What needs to be done
From the records below, take each line where the string "title" shows up and copy it.

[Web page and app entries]
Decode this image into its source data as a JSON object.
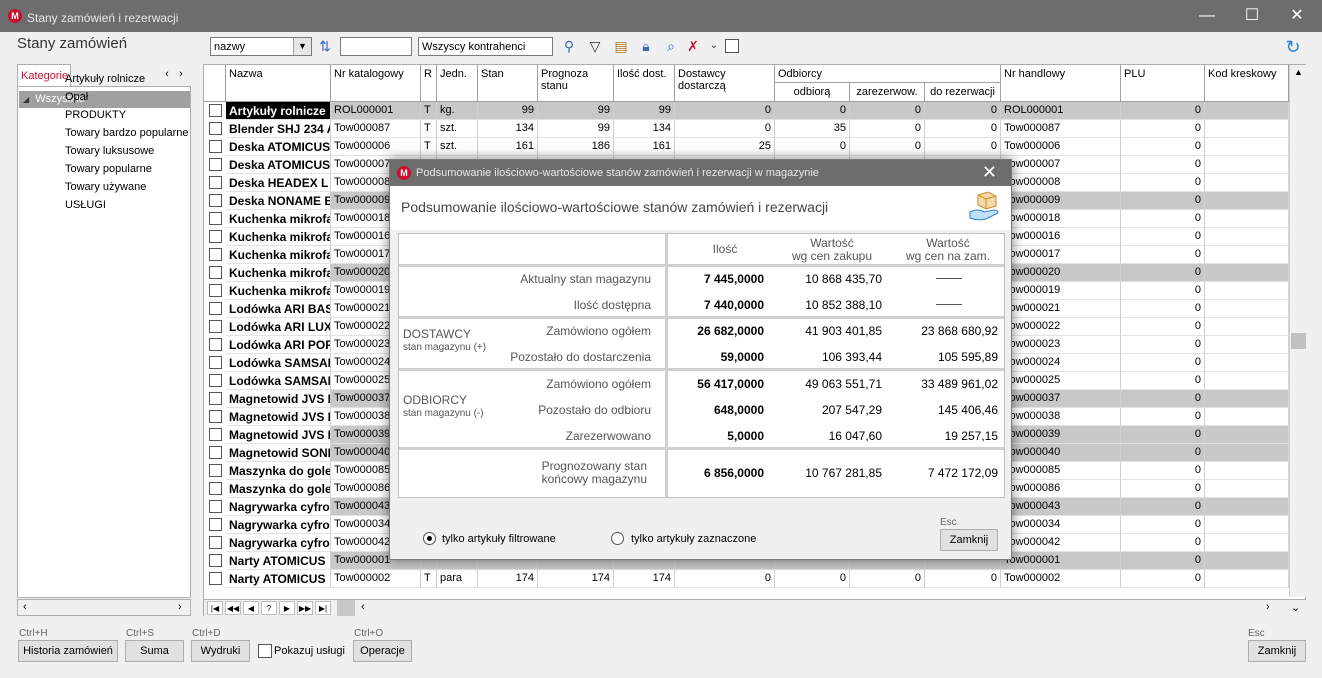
{
  "window": {
    "title": "Stany zamówień i rezerwacji",
    "logo": "M",
    "minimize": "—",
    "maximize": "☐",
    "close": "✕"
  },
  "app": {
    "title": "Stany zamówień"
  },
  "toolbar": {
    "sort_field": "nazwy",
    "search_value": "",
    "contractor_filter": "Wszyscy kontrahenci"
  },
  "categories": {
    "tab_label": "Kategorie",
    "root": "Wszystkie",
    "items": [
      "Artykuły rolnicze",
      "Opał",
      "PRODUKTY",
      "Towary bardzo popularne",
      "Towary luksusowe",
      "Towary popularne",
      "Towary używane",
      "USŁUGI"
    ]
  },
  "grid": {
    "headers": {
      "name": "Nazwa",
      "catalog": "Nr katalogowy",
      "r": "R",
      "unit": "Jedn.",
      "stock": "Stan",
      "forecast": "Prognoza stanu",
      "avail": "Ilość dost.",
      "suppliers": "Dostawcy dostarczą",
      "recipients": "Odbiorcy",
      "receive": "odbiorą",
      "reserved": "zarezerwow.",
      "to_reserve": "do rezerwacji",
      "trade_no": "Nr handlowy",
      "plu": "PLU",
      "barcode": "Kod kreskowy"
    },
    "rows": [
      {
        "name": "Artykuły rolnicze",
        "catalog": "ROL000001",
        "r": "T",
        "unit": "kg.",
        "stock": "99",
        "forecast": "99",
        "avail": "99",
        "sup": "0",
        "rec": "0",
        "res": "0",
        "tores": "0",
        "trade": "ROL000001",
        "plu": "0"
      },
      {
        "name": "Blender SHJ 234 A",
        "catalog": "Tow000087",
        "r": "T",
        "unit": "szt.",
        "stock": "134",
        "forecast": "99",
        "avail": "134",
        "sup": "0",
        "rec": "35",
        "res": "0",
        "tores": "0",
        "trade": "Tow000087",
        "plu": "0"
      },
      {
        "name": "Deska ATOMICUS",
        "catalog": "Tow000006",
        "r": "T",
        "unit": "szt.",
        "stock": "161",
        "forecast": "186",
        "avail": "161",
        "sup": "25",
        "rec": "0",
        "res": "0",
        "tores": "0",
        "trade": "Tow000006",
        "plu": "0"
      },
      {
        "name": "Deska ATOMICUS",
        "catalog": "Tow000007",
        "r": "",
        "unit": "",
        "stock": "",
        "forecast": "",
        "avail": "",
        "sup": "",
        "rec": "",
        "res": "",
        "tores": "",
        "trade": "Tow000007",
        "plu": "0"
      },
      {
        "name": "Deska HEADEX L",
        "catalog": "Tow000008",
        "r": "",
        "unit": "",
        "stock": "",
        "forecast": "",
        "avail": "",
        "sup": "",
        "rec": "",
        "res": "",
        "tores": "",
        "trade": "Tow000008",
        "plu": "0"
      },
      {
        "name": "Deska NONAME B",
        "catalog": "Tow000009",
        "r": "",
        "unit": "",
        "stock": "",
        "forecast": "",
        "avail": "",
        "sup": "",
        "rec": "",
        "res": "",
        "tores": "",
        "trade": "Tow000009",
        "plu": "0"
      },
      {
        "name": "Kuchenka mikrofa",
        "catalog": "Tow000018",
        "r": "",
        "unit": "",
        "stock": "",
        "forecast": "",
        "avail": "",
        "sup": "",
        "rec": "",
        "res": "",
        "tores": "",
        "trade": "Tow000018",
        "plu": "0"
      },
      {
        "name": "Kuchenka mikrofa",
        "catalog": "Tow000016",
        "r": "",
        "unit": "",
        "stock": "",
        "forecast": "",
        "avail": "",
        "sup": "",
        "rec": "",
        "res": "",
        "tores": "",
        "trade": "Tow000016",
        "plu": "0"
      },
      {
        "name": "Kuchenka mikrofa",
        "catalog": "Tow000017",
        "r": "",
        "unit": "",
        "stock": "",
        "forecast": "",
        "avail": "",
        "sup": "",
        "rec": "",
        "res": "",
        "tores": "",
        "trade": "Tow000017",
        "plu": "0"
      },
      {
        "name": "Kuchenka mikrofa",
        "catalog": "Tow000020",
        "r": "",
        "unit": "",
        "stock": "",
        "forecast": "",
        "avail": "",
        "sup": "",
        "rec": "",
        "res": "",
        "tores": "",
        "trade": "Tow000020",
        "plu": "0"
      },
      {
        "name": "Kuchenka mikrofa",
        "catalog": "Tow000019",
        "r": "",
        "unit": "",
        "stock": "",
        "forecast": "",
        "avail": "",
        "sup": "",
        "rec": "",
        "res": "",
        "tores": "",
        "trade": "Tow000019",
        "plu": "0"
      },
      {
        "name": "Lodówka ARI BAS",
        "catalog": "Tow000021",
        "r": "",
        "unit": "",
        "stock": "",
        "forecast": "",
        "avail": "",
        "sup": "",
        "rec": "",
        "res": "",
        "tores": "",
        "trade": "Tow000021",
        "plu": "0"
      },
      {
        "name": "Lodówka ARI LUX",
        "catalog": "Tow000022",
        "r": "",
        "unit": "",
        "stock": "",
        "forecast": "",
        "avail": "",
        "sup": "",
        "rec": "",
        "res": "",
        "tores": "",
        "trade": "Tow000022",
        "plu": "0"
      },
      {
        "name": "Lodówka ARI POP",
        "catalog": "Tow000023",
        "r": "",
        "unit": "",
        "stock": "",
        "forecast": "",
        "avail": "",
        "sup": "",
        "rec": "",
        "res": "",
        "tores": "",
        "trade": "Tow000023",
        "plu": "0"
      },
      {
        "name": "Lodówka SAMSAN",
        "catalog": "Tow000024",
        "r": "",
        "unit": "",
        "stock": "",
        "forecast": "",
        "avail": "",
        "sup": "",
        "rec": "",
        "res": "",
        "tores": "",
        "trade": "Tow000024",
        "plu": "0"
      },
      {
        "name": "Lodówka SAMSAN",
        "catalog": "Tow000025",
        "r": "",
        "unit": "",
        "stock": "",
        "forecast": "",
        "avail": "",
        "sup": "",
        "rec": "",
        "res": "",
        "tores": "",
        "trade": "Tow000025",
        "plu": "0"
      },
      {
        "name": "Magnetowid JVS E",
        "catalog": "Tow000037",
        "r": "",
        "unit": "",
        "stock": "",
        "forecast": "",
        "avail": "",
        "sup": "",
        "rec": "",
        "res": "",
        "tores": "",
        "trade": "Tow000037",
        "plu": "0"
      },
      {
        "name": "Magnetowid JVS L",
        "catalog": "Tow000038",
        "r": "",
        "unit": "",
        "stock": "",
        "forecast": "",
        "avail": "",
        "sup": "",
        "rec": "",
        "res": "",
        "tores": "",
        "trade": "Tow000038",
        "plu": "0"
      },
      {
        "name": "Magnetowid JVS P",
        "catalog": "Tow000039",
        "r": "",
        "unit": "",
        "stock": "",
        "forecast": "",
        "avail": "",
        "sup": "",
        "rec": "",
        "res": "",
        "tores": "",
        "trade": "Tow000039",
        "plu": "0"
      },
      {
        "name": "Magnetowid SONI",
        "catalog": "Tow000040",
        "r": "",
        "unit": "",
        "stock": "",
        "forecast": "",
        "avail": "",
        "sup": "",
        "rec": "",
        "res": "",
        "tores": "",
        "trade": "Tow000040",
        "plu": "0"
      },
      {
        "name": "Maszynka do gole",
        "catalog": "Tow000085",
        "r": "",
        "unit": "",
        "stock": "",
        "forecast": "",
        "avail": "",
        "sup": "",
        "rec": "",
        "res": "",
        "tores": "",
        "trade": "Tow000085",
        "plu": "0"
      },
      {
        "name": "Maszynka do gole",
        "catalog": "Tow000086",
        "r": "",
        "unit": "",
        "stock": "",
        "forecast": "",
        "avail": "",
        "sup": "",
        "rec": "",
        "res": "",
        "tores": "",
        "trade": "Tow000086",
        "plu": "0"
      },
      {
        "name": "Nagrywarka cyfro",
        "catalog": "Tow000043",
        "r": "",
        "unit": "",
        "stock": "",
        "forecast": "",
        "avail": "",
        "sup": "",
        "rec": "",
        "res": "",
        "tores": "",
        "trade": "Tow000043",
        "plu": "0"
      },
      {
        "name": "Nagrywarka cyfro",
        "catalog": "Tow000034",
        "r": "",
        "unit": "",
        "stock": "",
        "forecast": "",
        "avail": "",
        "sup": "",
        "rec": "",
        "res": "",
        "tores": "",
        "trade": "Tow000034",
        "plu": "0"
      },
      {
        "name": "Nagrywarka cyfro",
        "catalog": "Tow000042",
        "r": "",
        "unit": "",
        "stock": "",
        "forecast": "",
        "avail": "",
        "sup": "",
        "rec": "",
        "res": "",
        "tores": "",
        "trade": "Tow000042",
        "plu": "0"
      },
      {
        "name": "Narty ATOMICUS",
        "catalog": "Tow000001",
        "r": "",
        "unit": "",
        "stock": "",
        "forecast": "",
        "avail": "",
        "sup": "",
        "rec": "",
        "res": "",
        "tores": "",
        "trade": "Tow000001",
        "plu": "0"
      },
      {
        "name": "Narty ATOMICUS",
        "catalog": "Tow000002",
        "r": "T",
        "unit": "para",
        "stock": "174",
        "forecast": "174",
        "avail": "174",
        "sup": "0",
        "rec": "0",
        "res": "0",
        "tores": "0",
        "trade": "Tow000002",
        "plu": "0"
      }
    ],
    "navigator": [
      "|◀",
      "◀◀",
      "◀",
      "?",
      "▶",
      "▶▶",
      "▶|"
    ]
  },
  "footer": {
    "history": {
      "shortcut": "Ctrl+H",
      "label": "Historia zamówień"
    },
    "sum": {
      "shortcut": "Ctrl+S",
      "label": "Suma"
    },
    "print": {
      "shortcut": "Ctrl+D",
      "label": "Wydruki"
    },
    "show_services": "Pokazuj usługi",
    "ops": {
      "shortcut": "Ctrl+O",
      "label": "Operacje"
    },
    "close": {
      "shortcut": "Esc",
      "label": "Zamknij"
    }
  },
  "dialog": {
    "title": "Podsumowanie ilościowo-wartościowe stanów zamówień i rezerwacji w magazynie",
    "heading": "Podsumowanie ilościowo-wartościowe stanów zamówień i rezerwacji",
    "col_qty": "Ilość",
    "col_purchase_1": "Wartość",
    "col_purchase_2": "wg cen zakupu",
    "col_order_1": "Wartość",
    "col_order_2": "wg cen na zam.",
    "rows": [
      {
        "label": "Aktualny stan magazynu",
        "qty": "7 445,0000",
        "purchase": "10 868 435,70",
        "order": ""
      },
      {
        "label": "Ilość dostępna",
        "qty": "7 440,0000",
        "purchase": "10 852 388,10",
        "order": ""
      },
      {
        "label": "Zamówiono ogółem",
        "qty": "26 682,0000",
        "purchase": "41 903 401,85",
        "order": "23 868 680,92"
      },
      {
        "label": "Pozostało do dostarczenia",
        "qty": "59,0000",
        "purchase": "106 393,44",
        "order": "105 595,89"
      },
      {
        "label": "Zamówiono ogółem",
        "qty": "56 417,0000",
        "purchase": "49 063 551,71",
        "order": "33 489 961,02"
      },
      {
        "label": "Pozostało do odbioru",
        "qty": "648,0000",
        "purchase": "207 547,29",
        "order": "145 406,46"
      },
      {
        "label": "Zarezerwowano",
        "qty": "5,0000",
        "purchase": "16 047,60",
        "order": "19 257,15"
      }
    ],
    "forecast_1": "Prognozowany stan",
    "forecast_2": "końcowy magazynu",
    "forecast_qty": "6 856,0000",
    "forecast_purchase": "10 767 281,85",
    "forecast_order": "7 472 172,09",
    "suppliers_1": "DOSTAWCY",
    "suppliers_2": "stan magazynu (+)",
    "recipients_1": "ODBIORCY",
    "recipients_2": "stan magazynu (-)",
    "radio_filtered": "tylko artykuły filtrowane",
    "radio_selected": "tylko artykuły zaznaczone",
    "esc": "Esc",
    "close": "Zamknij",
    "logo": "M",
    "x": "✕"
  }
}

Task output
    "title": "Stany zamówień i rezerwacji",
    "title": "Stany zamówień"
    "title": "Podsumowanie ilościowo-wartościowe stanów zamówień i rezerwacji w magazynie",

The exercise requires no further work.